Resources for those affected by Friday’s executive order are available at the NIU International Student and Faculty Office, Student Affairs and the Campus Cultural Resource Centers. Additionally, the university is advising students from Syria, Iran, Iraq, Somalia, Libya, Sudan and Yemen avoid international travel.
Baker also addressed a petition for NIU to become a “sanctuary campus,” stating that the university cannot adopt the term because it would not provide any legal protections.
“While we legally cannot declare NIU a ‘sanctuary campus,’ we pledge that we will do everything we possibly can within the limits of the law to continue to support our undocumented students,” Baker said in the statement.
NIU officials plan to create an office designed to support, advise and counsel undocumented students and expand its ally training to include immigrants, according to the statement.
Hultgren, a Republican from Park Ridge whose 14th District includes eastern DeKalb County including Sycamore, said he opposed Trump’s order, which was signed Friday.
Hultgren called the ban “overly broad” and said it had been interpreted inconsistently.
“This has led to unintended consequences, like the barring of legal permanent residents and the rejection of Syrian Christians at the airport, a religious minority that was supposed to be protected by the executive order,” Hultgren said. “Keeping America First means keeping our principles first ... we should have our arms open to those who are fleeing oppression and seeking safety, not turning them away at the door.”
A Crystal Lake-based surgeon, Dr. Amir Heydari, was stopped for questioning Sunday at O’Hare International Airport after returning from Iran after Trump’s executive order.
Heydari, a general and bariatric surgeon for Centegra Health System, has dual citizenship in Iran and the U.S. He first left Iran for the United States on Jan. 20, 1981, and has lived in Crystal Lake since 1995.
Kinzinger, a Republican from Kankakee whose 16th District includes DeKalb, said he is opposed to citizens being detained because of their national origins.
“Such detention is unacceptable and must be remedied immediately,” Kinzinger wrote on Medium.com.
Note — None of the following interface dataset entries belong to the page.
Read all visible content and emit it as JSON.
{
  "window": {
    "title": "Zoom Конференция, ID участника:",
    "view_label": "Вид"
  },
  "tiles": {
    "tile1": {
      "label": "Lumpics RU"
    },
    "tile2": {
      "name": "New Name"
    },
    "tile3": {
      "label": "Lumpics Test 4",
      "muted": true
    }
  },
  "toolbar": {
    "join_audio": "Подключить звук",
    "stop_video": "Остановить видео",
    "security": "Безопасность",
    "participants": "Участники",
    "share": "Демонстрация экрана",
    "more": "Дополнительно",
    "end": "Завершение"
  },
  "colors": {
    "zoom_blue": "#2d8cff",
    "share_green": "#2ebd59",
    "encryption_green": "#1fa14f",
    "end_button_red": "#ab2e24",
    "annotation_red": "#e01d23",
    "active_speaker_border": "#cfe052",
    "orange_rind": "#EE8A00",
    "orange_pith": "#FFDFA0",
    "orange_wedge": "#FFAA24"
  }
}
O’Hare was one of several U.S. airports where travelers have been held for questioning since Trump’s order. As a result, thousands of protesters arrived at the airport over the weekend.
• Shaw Media Reporter Nate Linhart contributed to this story.